Did you know that potato chips were an accident, a dish served as comeuppance? The story goes that a customer complained that their fried potatoes were thick, soggy, and bland. George Crum, the chef at a resort in Saratoga Springs, NY who had prepared the potatoes, thought he could teach this customer a thing or two.
Chef Crum very carefully sliced potatoes as thin as he possibly could. Then, he fried the potato slices to within an inch of their edible life so that they were golden, crispy, and crunchy. As his final salvo, he poured on a heaping dose of salt.

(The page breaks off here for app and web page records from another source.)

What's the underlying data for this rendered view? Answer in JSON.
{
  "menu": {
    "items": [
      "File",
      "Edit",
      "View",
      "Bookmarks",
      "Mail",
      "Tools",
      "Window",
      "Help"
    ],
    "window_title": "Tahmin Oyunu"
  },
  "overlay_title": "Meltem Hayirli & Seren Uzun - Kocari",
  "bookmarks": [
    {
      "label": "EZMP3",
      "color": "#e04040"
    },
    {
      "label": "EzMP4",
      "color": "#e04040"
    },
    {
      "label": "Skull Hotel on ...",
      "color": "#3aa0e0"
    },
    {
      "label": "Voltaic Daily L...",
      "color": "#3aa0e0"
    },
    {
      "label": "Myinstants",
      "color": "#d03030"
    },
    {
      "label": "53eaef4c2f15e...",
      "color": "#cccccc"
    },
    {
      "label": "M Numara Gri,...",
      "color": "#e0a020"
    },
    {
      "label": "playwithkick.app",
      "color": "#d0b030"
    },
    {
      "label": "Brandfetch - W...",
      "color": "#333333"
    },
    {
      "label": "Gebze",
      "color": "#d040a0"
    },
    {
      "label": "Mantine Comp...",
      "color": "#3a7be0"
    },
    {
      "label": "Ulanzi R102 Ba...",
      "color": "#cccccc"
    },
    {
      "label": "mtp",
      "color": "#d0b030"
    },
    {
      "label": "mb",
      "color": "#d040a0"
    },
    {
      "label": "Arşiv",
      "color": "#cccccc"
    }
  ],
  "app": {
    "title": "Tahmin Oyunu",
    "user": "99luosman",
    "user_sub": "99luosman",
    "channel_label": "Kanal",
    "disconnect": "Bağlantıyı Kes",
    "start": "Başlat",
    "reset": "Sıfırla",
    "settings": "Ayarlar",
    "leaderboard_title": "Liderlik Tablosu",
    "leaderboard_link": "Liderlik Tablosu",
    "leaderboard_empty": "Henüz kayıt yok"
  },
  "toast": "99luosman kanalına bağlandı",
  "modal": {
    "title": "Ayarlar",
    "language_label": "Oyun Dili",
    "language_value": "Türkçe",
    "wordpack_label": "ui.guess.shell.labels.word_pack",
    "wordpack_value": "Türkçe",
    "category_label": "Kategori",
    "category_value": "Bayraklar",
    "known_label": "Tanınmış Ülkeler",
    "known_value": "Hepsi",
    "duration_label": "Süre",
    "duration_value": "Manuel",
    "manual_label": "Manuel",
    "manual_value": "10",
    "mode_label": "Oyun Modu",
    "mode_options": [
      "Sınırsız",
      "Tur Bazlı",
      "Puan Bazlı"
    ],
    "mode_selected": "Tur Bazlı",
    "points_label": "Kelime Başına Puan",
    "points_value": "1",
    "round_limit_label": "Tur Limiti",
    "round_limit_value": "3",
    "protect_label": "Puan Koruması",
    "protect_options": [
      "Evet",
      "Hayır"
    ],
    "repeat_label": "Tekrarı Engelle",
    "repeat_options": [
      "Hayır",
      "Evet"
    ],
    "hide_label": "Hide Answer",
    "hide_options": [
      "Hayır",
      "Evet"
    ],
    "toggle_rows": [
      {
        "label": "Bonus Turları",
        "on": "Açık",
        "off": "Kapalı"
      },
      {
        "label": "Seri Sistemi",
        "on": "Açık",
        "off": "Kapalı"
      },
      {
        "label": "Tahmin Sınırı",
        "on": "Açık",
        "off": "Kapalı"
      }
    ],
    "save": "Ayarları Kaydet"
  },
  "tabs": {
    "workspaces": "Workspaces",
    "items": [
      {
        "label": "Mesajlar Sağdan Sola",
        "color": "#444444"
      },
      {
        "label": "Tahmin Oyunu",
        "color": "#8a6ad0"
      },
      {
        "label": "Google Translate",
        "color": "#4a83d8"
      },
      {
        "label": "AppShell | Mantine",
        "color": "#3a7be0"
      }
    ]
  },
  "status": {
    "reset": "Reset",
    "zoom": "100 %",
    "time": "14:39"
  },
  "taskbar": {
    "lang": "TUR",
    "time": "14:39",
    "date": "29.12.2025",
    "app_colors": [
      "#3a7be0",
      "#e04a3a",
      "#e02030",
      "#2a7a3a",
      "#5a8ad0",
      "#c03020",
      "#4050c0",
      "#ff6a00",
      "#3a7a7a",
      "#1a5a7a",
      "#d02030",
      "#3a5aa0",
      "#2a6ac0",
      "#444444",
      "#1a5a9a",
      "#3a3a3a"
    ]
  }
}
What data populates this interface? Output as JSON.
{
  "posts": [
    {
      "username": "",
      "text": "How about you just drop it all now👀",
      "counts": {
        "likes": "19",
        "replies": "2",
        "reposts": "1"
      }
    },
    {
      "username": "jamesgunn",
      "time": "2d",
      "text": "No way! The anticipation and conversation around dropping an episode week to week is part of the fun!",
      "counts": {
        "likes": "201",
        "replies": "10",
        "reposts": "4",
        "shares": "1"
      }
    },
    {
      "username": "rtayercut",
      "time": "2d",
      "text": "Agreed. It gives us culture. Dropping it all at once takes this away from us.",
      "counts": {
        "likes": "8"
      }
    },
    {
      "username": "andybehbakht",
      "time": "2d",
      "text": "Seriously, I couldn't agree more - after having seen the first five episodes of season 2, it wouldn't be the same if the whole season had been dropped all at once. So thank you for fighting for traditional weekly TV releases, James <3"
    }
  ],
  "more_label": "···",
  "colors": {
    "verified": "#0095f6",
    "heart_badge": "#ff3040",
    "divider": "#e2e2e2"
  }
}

Out the kitchen they went, and to his great astonishment what was created in revenge, became a highly popular snack.
Nearly one hundred years later, Herman W. Lay was pedaling chips in the American Southwest from the trunk of his 1928 Model A Ford on behalf of Barrett Food Products Company. Lay was a successful salesman and went on to buy out Barrett when Barrett fell on hard times. Lay’s first Lay’s branded product, however, was not potato chips – it was Lay’s Tennessee Valley Popcorn, created in 1938. It was not until 1944 that H.W. Lay & Company began producing Lay’s chips. Lay’s entered the chip market with one of the first snack foods to be advertised on television and sported Oscar, the Happy Potato, as a spokesperson (umm, spokesvegetable?). Lay’s became the first successfully marketed snack brand.
By 1957, Lay’s had earned $16 million in revenues, making Lay’s the largest potato chip and snack food producer in the US. Just four years later, they merged with the Frito Company to become Frito-Lay, Inc. If you have ever noticed that Pepsi and Frito-Lay seem to share space, there is a reason. Back in 1965, Frito-Lay merged with Pepsi Cola Company. The new company became PepsiCo, but was established so that Frito-Lay remained an independently operated division of PepsiCo. Frito-Lay, who produces 40% of the snacks sold in the US and who occupies 80% of the shelf space in convenience stores, sports Lay’s brand products as part of their portfolio.
Why Is It Called Lay’s?
It seems like the brand-name convention in the early 20th century was to name your company after yourself. Herman W. Lay established his company as H.W. Lay & Company. Whether it was for packaging purposes or by our human desire to shorten names, Lay’s became the brand name that has persisted for the last 80 years.
Today, Lay’s mission statement is consumer-focused and they have worked hard to make snacking a more enjoyable and healthier experience. Their Lightly Salted line of products has 50% less sodium (they removed 409 tons of sodium from their product line during 2006-2015). They work with the American Heart Association, help Feed the Children, and partner with United Way in Texas and beyond. Lay’s offers healthier choices, including USDA Certified Organic and/or non-GMO Project Verified products.
Lay’s mission statement is this: Delight Our Customers. They are focused on the quality of their product and the care what goes into making it. They are passionate about giving back to the community and striving to care for the environment. So, how do you #GetYourSmileOn? Do you grab Salt & Vinegar, Barbecue, or Cream Cheese & Chive Lay’s potato chips? What is your favorite flavor? Thanks for reading why is Lay’s called Lay’s! #whyisitcalledLays
Chloie Parsons is the Chief Creative Mind at C2C Designs. When she is not merrily building brands, you can find her painting, illustrating, kayaking the lakes, or at the river fly-fishing.”